There are many medical treatments that people cannot obtain or administer without a doctor. Opioid pain relief is one of them. The risk of addiction to narcotic painkillers and the potential for abuse is so significant that people cannot access these medications without a prescription.
The doctors who prescribe these drugs are subject to strict oversight regarding their prescribing practices. Unfortunately, a doctor may put compliance with drug regulations ahead of what is best for their patients.
Did a doctor’s poor management of an opioid prescription lead to an overdose or an addiction issue affecting your family?
How doctors contribute to the opioid crisis
There is no question that narcotic pain relief is often necessary for people. Those recovering from car crashes or dealing with spinal degeneration need something to make daily life tolerable, for instance. Unfortunately, people quickly become dependent on opioids and develop a tolerance.
Doctors who want their patients to stop taking these medications need to taper them off of the prescription. Physicians should monitor their patients as they receive fewer pills and lower doses of the medication toward the end of their treatment.

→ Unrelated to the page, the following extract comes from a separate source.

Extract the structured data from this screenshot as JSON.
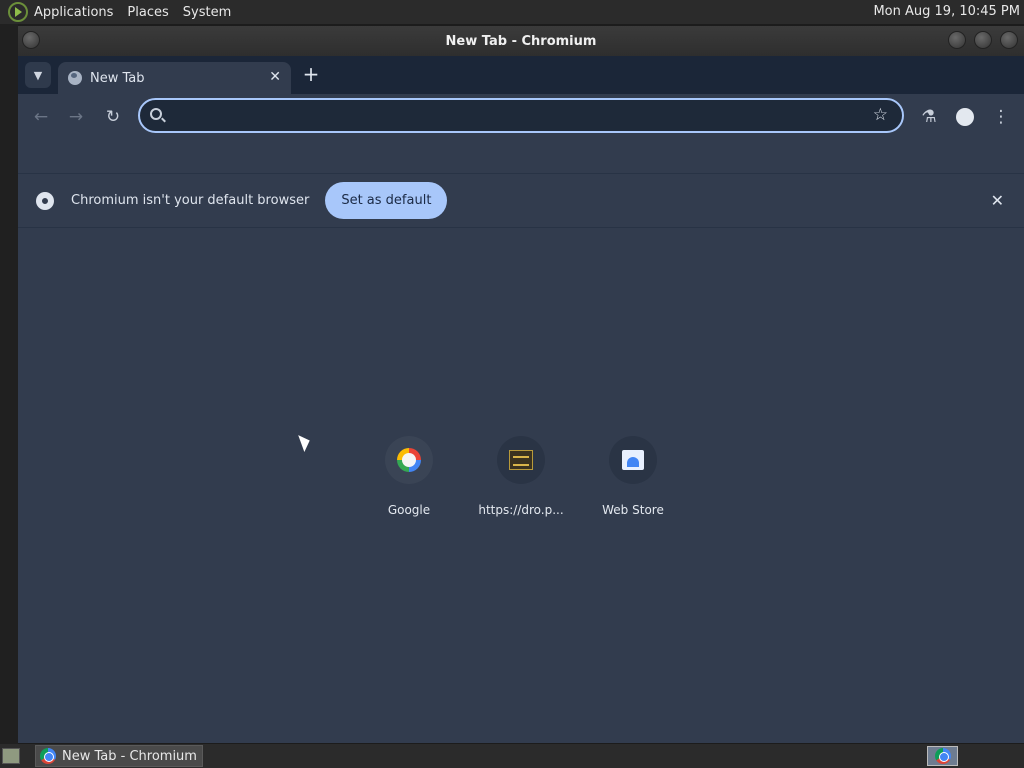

A doctor who doesn’t taper a patient off of their medication properly could leave someone still dependent on their medication or in severe pain at the end of their treatment. These people may turn to unregulated sources for their medication, with potentially tragic results.
Improper prescription practices, especially opioid prescription management and oversight, can be forms of medical malpractice. Acknowledging the impact of medical mistakes can help you seek justice when a doctor hurt someone instead of helping them.